Seattle is sending cornerback Jeremy Lane to Houston along with a 2018 fifth-round pick and a 2019 second-round pick, sources told Schefter.
Seahawks general manager John Schneider confirmed that the trade has been agreed upon but said it had not been fully finalized yet. The trade comes one day before the NFL's Tuesday trade deadline and one day after the Texans lost to the Seahawks in Seattle.
Schneider said the Seahawks are inheriting Brown's current deal from Houston, which runs through 2018, and that there is no new deal beyond that. Brown is owed about $5 million for the remainder of this season and is scheduled to make $9.75 million in 2018.
"Because we acquired Duane, we want him to finish his career here and have him be here for several more years," Schneider said.
Brown, 32, has spent his entire 10-year career with Houston, which selected him in the first round in 2008 out of Virginia Tech. He returned last week from a holdout and played 68 out of 71 offensive snaps Sunday against Seattle.
Brown posted a goodbye message to the Texans and their fans via his Instagram account.
Asked earlier Monday about the possibility of the Texans trading Brown, coach Bill O'Brien said: "I don't have any say in that. You know what I mean? I coach the team, that's what I do. Duane played well yesterday. Obviously he's played well for us for a number of years. I have a lot of respect for Duane, but that's the business side of things, and I just concentrate on coaching the team."
On Friday, Brown was a vocal critic of Texans team owner Bob McNair's comment saying, "We can't have the inmates running the prison" during last week's owners meeting in reference to ongoing player demonstrations during the national anthem.
"I think it was ignorant," Brown said. "I think it was embarrassing. I think it angered a lot of players, including myself. We put our bodies and minds on the line every time we step on that field, and to use an analogy of inmates in prison, that's disrespectful. That's how I feel about it."
Schneider said the Seahawks had been talking with the Texans about Brown since Seattle lost starting left tackle George Fant to a torn ACL in the preseason. Rees Odhiambo, a 2016 third-round pick, has struggled while replacing Fant, as has Seattle's offensive line as a whole this season.
The Seahawks previously met with free-agent left tackle Branden Albert, but nothing materialized.
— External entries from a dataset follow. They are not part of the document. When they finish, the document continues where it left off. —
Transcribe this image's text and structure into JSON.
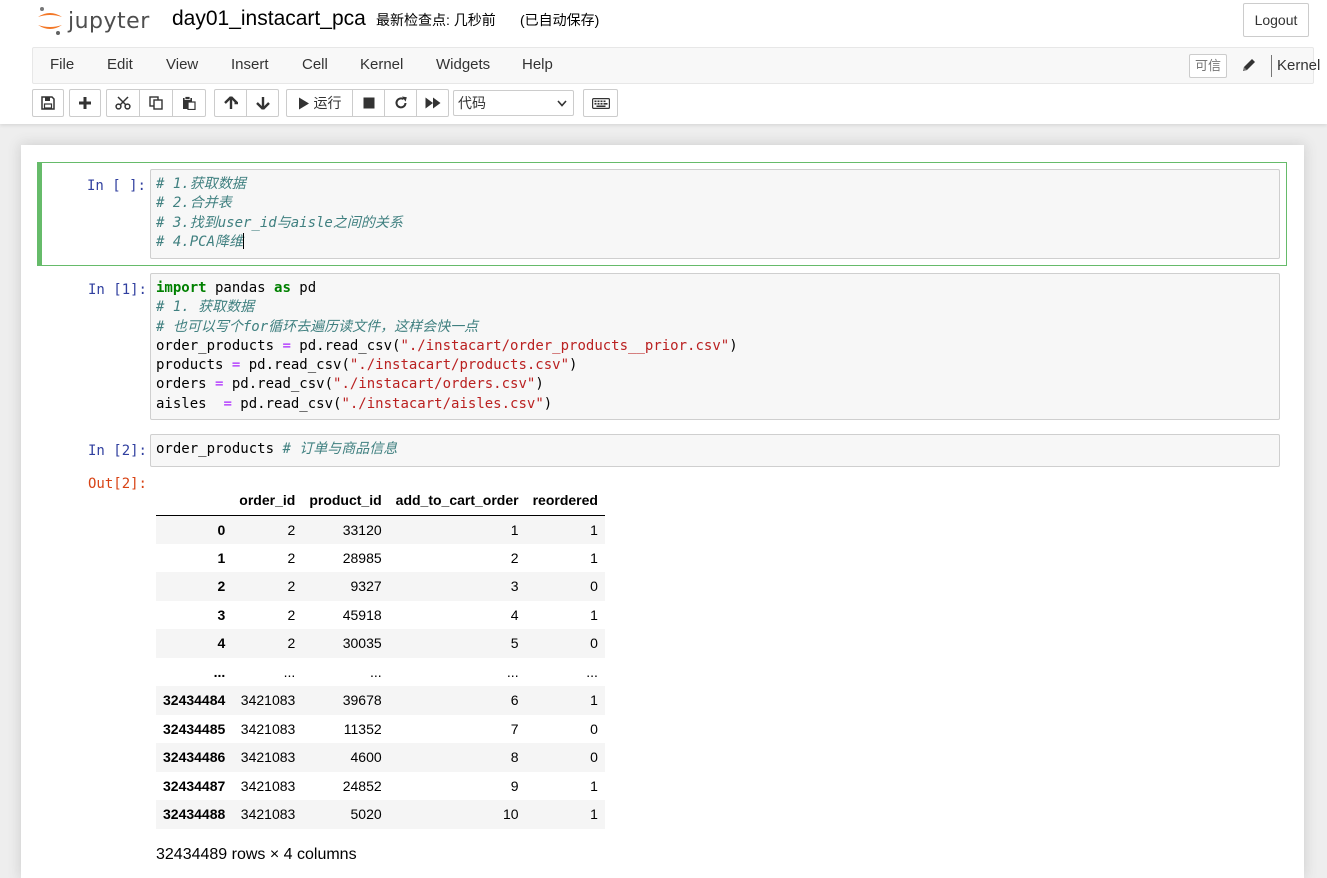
{
  "header": {
    "logo_text": "jupyter",
    "notebook_title": "day01_instacart_pca",
    "checkpoint": "最新检查点: 几秒前",
    "autosave": "(已自动保存)",
    "logout_label": "Logout"
  },
  "menu": {
    "items": [
      "File",
      "Edit",
      "View",
      "Insert",
      "Cell",
      "Kernel",
      "Widgets",
      "Help"
    ],
    "trusted_label": "可信",
    "kernel_label": "Kernel"
  },
  "toolbar": {
    "run_label": "运行",
    "cell_type": "代码"
  },
  "cells": [
    {
      "prompt": "In [ ]:",
      "lines": [
        "# 1.获取数据",
        "# 2.合并表",
        "# 3.找到user_id与aisle之间的关系",
        "# 4.PCA降维"
      ]
    },
    {
      "prompt": "In [1]:",
      "lines": [
        "import pandas as pd",
        "# 1. 获取数据",
        "# 也可以写个for循环去遍历读文件，这样会快一点",
        "order_products = pd.read_csv(\"./instacart/order_products__prior.csv\")",
        "products = pd.read_csv(\"./instacart/products.csv\")",
        "orders = pd.read_csv(\"./instacart/orders.csv\")",
        "aisles  = pd.read_csv(\"./instacart/aisles.csv\")"
      ]
    },
    {
      "prompt": "In [2]:",
      "lines": [
        "order_products # 订单与商品信息"
      ],
      "output_prompt": "Out[2]:"
    }
  ],
  "dataframe": {
    "columns": [
      "order_id",
      "product_id",
      "add_to_cart_order",
      "reordered"
    ],
    "rows": [
      [
        "0",
        "2",
        "33120",
        "1",
        "1"
      ],
      [
        "1",
        "2",
        "28985",
        "2",
        "1"
      ],
      [
        "2",
        "2",
        "9327",
        "3",
        "0"
      ],
      [
        "3",
        "2",
        "45918",
        "4",
        "1"
      ],
      [
        "4",
        "2",
        "30035",
        "5",
        "0"
      ],
      [
        "...",
        "...",
        "...",
        "...",
        "..."
      ],
      [
        "32434484",
        "3421083",
        "39678",
        "6",
        "1"
      ],
      [
        "32434485",
        "3421083",
        "11352",
        "7",
        "0"
      ],
      [
        "32434486",
        "3421083",
        "4600",
        "8",
        "0"
      ],
      [
        "32434487",
        "3421083",
        "24852",
        "9",
        "1"
      ],
      [
        "32434488",
        "3421083",
        "5020",
        "10",
        "1"
      ]
    ],
    "shape": "32434489 rows × 4 columns"
  },
  "colors": {
    "selected_border": "#66bb6a",
    "prompt_in": "#303f9f",
    "prompt_out": "#d84315",
    "comment": "#408080",
    "keyword": "#008000",
    "string": "#ba2121"
  }
}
Asked earlier Monday whether the Seahawks are hoping to make a trade before the deadline, coach Pete Carroll said: "You're either competing or you're not. You know John; he's out there trying to figure out what's going on. You never know."
Adding Brown will require some salary-cap maneuvering by Seattle.
Brown's contract with Houston includes a $9.4 million base salary for 2017, of which a little less than $5 million remains. The Seahawks had only about $1.4 million in cap space as of Monday, according to NFL Players Association records. So even with the remainder of Lane's $4 million base salary for 2017 coming off the books, the Seahawks will have to clear room in some way to absorb Brown's contract, unless they restructure it.
Seattle drafted Lane in the sixth round in 2012 and gave him a contract extension in March of 2016, after Lane came back from a broken wrist and torn ACL he suffered in Super Bowl XLIX against the New England Patriots.
Lane began this season as the Seahawks' starting right cornerback but recently lost that job to rookie Shaquill Griffin. Lane returned Sunday after missing the past two games and most of a third with a groin injury. He began the game as Seattle's nickelback but was replaced in that role by Justin Coleman after hurting his thigh, Carroll said.
Lane tweeted a farewell to the Seahawks shortly after the trade news broke and appeared ready to move on to the next chapter of his NFL career.
Thank you Seattle for the opportunity .
I had a blast the 5 years I was here . Now for a new journey ....Houston here I Come ! ❤️💙
— jeremy lane (@StayingInMyLane) October 30, 2017
"We'll miss him around here," Schneider said. "He did a great job for us. He overcame his injury and everything from the second Super Bowl, but he had to be part of the deal."
ESPN's Sarah Barshop contributed to this report.